For instance, I constantly quiz Android owners about what's on their phones and find many, if not most, have no photos on their phone, no video, no music, no games, no personal content of any kind because they haven't figured out how to do it (sharp DVICE readers excepted). That's because Android mystifyingly still lacks an official desktop client (DoubleTwist works, but it's not nearly as seamless or fast as iTunes). And there still is no way of buying Android apps online. And all that is fine because you can still make and receive phone calls and do occasional texts and emails, and that justifies the cost of the device and the monthly service.

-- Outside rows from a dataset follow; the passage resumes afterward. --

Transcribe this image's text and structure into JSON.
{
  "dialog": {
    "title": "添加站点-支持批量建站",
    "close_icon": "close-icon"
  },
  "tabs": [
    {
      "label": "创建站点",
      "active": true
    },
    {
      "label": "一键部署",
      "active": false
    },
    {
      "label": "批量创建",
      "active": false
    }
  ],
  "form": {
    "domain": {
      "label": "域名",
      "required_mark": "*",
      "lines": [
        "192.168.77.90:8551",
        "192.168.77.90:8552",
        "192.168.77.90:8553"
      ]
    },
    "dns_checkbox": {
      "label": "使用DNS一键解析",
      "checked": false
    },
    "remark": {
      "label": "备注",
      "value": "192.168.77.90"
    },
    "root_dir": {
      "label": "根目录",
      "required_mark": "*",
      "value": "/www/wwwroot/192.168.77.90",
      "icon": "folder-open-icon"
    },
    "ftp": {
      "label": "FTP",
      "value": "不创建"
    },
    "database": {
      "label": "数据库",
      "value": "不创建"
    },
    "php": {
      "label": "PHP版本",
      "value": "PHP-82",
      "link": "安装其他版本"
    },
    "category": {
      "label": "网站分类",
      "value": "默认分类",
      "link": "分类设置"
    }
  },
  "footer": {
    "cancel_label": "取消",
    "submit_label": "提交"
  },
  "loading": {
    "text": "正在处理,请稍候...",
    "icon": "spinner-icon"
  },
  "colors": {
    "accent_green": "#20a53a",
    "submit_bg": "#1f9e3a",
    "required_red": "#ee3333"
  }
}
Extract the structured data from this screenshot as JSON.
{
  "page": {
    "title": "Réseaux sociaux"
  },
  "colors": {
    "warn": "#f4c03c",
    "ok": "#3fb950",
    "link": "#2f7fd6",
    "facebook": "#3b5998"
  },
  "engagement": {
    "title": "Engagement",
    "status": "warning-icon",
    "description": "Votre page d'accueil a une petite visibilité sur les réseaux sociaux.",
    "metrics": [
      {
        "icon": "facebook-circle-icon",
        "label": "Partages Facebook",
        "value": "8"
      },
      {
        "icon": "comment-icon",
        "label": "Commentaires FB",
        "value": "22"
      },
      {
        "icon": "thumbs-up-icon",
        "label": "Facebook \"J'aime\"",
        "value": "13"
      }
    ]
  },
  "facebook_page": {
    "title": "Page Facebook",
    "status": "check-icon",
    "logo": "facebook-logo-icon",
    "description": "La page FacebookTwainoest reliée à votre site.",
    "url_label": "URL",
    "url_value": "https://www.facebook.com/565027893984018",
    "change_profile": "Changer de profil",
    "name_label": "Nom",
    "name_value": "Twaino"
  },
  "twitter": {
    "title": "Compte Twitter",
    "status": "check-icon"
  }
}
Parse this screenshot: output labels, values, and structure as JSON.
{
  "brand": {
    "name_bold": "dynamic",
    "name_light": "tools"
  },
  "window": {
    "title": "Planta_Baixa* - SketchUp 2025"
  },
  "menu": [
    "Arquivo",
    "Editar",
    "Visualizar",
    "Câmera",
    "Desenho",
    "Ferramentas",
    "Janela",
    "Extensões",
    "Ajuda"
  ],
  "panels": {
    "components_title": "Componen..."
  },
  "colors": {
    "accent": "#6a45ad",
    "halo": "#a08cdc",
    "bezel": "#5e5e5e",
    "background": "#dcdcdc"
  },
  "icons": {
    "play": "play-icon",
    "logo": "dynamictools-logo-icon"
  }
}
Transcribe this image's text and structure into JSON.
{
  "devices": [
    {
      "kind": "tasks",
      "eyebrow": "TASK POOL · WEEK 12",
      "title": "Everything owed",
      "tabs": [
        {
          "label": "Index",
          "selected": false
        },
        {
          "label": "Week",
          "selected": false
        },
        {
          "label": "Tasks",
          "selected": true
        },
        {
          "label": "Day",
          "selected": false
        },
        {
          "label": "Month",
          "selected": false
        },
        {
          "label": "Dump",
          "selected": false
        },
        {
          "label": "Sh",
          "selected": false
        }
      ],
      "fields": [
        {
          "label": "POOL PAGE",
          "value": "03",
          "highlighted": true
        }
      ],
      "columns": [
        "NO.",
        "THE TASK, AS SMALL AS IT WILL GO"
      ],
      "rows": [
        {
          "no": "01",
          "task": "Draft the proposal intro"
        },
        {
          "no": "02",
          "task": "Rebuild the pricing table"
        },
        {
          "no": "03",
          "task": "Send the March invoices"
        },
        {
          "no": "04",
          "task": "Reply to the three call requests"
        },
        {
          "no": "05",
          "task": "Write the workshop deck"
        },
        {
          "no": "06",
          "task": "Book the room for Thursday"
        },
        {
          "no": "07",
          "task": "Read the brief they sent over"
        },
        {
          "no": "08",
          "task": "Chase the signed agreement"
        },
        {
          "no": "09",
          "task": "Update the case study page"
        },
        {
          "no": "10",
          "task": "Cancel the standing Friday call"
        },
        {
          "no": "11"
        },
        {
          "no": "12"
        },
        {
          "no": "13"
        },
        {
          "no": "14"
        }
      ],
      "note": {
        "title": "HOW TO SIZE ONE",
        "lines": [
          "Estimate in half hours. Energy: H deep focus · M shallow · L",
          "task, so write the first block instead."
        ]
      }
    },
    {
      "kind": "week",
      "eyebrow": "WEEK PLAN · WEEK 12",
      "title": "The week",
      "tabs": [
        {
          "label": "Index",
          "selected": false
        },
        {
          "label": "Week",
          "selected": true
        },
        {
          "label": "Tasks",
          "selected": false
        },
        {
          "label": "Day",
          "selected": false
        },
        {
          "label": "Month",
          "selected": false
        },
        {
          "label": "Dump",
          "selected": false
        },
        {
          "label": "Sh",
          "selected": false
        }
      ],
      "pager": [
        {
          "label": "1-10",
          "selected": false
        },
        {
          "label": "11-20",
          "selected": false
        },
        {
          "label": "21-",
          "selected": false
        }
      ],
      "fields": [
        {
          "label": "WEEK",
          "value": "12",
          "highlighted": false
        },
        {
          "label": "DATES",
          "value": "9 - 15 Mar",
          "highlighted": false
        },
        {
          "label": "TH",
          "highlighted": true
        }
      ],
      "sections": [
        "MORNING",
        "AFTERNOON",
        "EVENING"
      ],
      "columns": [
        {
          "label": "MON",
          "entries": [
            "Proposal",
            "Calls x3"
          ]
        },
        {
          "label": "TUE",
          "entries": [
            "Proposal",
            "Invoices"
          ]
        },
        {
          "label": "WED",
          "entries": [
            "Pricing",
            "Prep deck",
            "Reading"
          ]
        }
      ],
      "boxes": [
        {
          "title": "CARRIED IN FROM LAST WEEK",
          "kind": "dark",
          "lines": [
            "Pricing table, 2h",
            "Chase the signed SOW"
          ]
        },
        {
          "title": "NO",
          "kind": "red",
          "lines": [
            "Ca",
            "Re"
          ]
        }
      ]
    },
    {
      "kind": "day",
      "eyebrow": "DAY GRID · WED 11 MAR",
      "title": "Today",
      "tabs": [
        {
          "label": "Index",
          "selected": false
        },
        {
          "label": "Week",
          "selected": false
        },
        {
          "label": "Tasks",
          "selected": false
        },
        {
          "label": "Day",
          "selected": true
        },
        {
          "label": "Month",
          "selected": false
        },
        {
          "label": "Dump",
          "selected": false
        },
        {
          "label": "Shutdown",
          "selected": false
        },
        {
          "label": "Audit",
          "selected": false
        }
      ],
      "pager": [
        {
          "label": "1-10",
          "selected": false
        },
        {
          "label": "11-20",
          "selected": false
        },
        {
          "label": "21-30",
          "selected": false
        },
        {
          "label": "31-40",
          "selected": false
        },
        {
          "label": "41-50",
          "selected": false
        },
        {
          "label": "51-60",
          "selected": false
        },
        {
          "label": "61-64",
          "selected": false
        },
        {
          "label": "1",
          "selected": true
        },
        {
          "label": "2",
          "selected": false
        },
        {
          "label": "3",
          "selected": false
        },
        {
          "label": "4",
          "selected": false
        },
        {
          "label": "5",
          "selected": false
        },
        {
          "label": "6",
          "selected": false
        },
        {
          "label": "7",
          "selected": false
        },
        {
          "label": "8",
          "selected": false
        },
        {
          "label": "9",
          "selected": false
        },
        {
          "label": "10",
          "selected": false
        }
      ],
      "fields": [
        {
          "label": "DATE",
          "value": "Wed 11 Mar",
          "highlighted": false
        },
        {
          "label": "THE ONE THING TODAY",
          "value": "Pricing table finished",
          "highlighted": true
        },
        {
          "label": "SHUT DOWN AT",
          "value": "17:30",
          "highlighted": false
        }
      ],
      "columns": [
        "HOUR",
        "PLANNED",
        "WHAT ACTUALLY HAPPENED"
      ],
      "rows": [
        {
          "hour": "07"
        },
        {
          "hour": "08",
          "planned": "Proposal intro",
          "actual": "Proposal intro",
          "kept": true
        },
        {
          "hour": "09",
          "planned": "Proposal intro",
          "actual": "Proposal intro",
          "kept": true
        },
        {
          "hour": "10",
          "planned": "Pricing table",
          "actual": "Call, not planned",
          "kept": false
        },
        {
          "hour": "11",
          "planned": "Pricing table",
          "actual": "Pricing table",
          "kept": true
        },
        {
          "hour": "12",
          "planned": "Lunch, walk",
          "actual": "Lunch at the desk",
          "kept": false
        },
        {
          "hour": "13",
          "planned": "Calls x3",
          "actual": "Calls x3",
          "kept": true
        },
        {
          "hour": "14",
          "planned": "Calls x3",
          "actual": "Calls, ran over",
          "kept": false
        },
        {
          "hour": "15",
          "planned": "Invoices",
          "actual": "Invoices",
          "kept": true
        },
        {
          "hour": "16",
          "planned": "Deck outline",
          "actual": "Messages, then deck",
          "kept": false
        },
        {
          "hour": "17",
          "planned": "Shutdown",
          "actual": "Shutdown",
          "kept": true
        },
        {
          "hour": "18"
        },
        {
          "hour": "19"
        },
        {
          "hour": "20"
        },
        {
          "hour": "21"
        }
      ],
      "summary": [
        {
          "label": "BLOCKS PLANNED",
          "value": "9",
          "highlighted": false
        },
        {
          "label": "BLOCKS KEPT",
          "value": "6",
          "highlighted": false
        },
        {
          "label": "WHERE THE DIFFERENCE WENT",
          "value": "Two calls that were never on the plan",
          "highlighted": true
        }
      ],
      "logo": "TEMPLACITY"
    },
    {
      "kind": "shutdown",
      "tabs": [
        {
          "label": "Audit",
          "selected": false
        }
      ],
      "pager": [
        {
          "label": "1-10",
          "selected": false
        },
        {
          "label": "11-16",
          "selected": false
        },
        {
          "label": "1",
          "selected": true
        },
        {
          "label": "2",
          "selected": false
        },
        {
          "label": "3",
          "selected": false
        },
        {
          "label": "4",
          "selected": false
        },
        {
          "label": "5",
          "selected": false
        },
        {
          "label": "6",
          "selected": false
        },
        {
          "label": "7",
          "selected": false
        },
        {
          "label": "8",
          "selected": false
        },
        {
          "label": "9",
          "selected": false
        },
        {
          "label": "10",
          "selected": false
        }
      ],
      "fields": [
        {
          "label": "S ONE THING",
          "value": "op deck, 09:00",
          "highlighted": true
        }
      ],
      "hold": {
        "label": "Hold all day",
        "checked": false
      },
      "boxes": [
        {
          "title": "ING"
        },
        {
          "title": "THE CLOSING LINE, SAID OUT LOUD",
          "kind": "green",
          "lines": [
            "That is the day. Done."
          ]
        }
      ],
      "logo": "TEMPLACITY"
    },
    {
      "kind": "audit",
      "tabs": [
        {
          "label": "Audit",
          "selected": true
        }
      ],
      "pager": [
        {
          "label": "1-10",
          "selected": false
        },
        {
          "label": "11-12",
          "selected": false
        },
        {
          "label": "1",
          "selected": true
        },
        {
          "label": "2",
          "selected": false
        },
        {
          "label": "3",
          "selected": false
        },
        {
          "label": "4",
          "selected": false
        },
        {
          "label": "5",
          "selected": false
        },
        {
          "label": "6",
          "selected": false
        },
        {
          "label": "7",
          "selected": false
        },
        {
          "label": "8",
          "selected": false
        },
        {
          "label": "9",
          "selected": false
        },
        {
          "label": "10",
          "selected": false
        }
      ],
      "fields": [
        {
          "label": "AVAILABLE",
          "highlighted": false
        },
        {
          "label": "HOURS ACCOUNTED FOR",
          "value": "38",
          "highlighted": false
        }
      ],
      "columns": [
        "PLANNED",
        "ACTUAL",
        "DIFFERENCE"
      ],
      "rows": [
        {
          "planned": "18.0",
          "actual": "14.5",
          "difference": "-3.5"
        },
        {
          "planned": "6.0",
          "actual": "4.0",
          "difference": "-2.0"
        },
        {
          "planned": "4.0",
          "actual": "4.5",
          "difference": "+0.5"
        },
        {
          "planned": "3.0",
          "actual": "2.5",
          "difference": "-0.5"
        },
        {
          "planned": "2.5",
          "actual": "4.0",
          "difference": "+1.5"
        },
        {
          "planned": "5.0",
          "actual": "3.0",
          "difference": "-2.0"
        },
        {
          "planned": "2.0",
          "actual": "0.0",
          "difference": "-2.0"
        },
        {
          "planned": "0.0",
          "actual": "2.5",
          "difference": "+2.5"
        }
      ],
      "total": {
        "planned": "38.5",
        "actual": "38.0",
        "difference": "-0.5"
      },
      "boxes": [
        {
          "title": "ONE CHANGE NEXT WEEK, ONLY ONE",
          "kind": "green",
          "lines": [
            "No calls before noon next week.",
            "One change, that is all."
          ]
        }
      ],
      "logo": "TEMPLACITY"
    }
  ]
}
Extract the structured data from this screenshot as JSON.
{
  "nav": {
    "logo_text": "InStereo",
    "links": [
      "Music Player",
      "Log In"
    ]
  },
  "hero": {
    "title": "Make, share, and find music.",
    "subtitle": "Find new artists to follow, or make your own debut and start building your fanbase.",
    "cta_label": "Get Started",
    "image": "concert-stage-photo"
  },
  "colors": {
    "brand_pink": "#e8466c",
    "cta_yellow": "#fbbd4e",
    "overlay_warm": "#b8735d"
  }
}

But if RIM wants PlayBook to appeal beyond its core base — or even TO it's core base — it'll have to revamp its BlackBerry Desktop Manager desktop app to make it iTunes easier, not only sync contacts and email and music, but all the fun content RIM is boasting PlayBook can play in its first PlayBook promotional video.
It is these comfort, screen size, ecosystem and app gaps — along with Apple's indefinable cool factor — that separate iPad's success from the potential of these other me-too tablet attempts. Whether or not BlackBerry and Android tablets can bridge these Grand Canyons remains to be seen.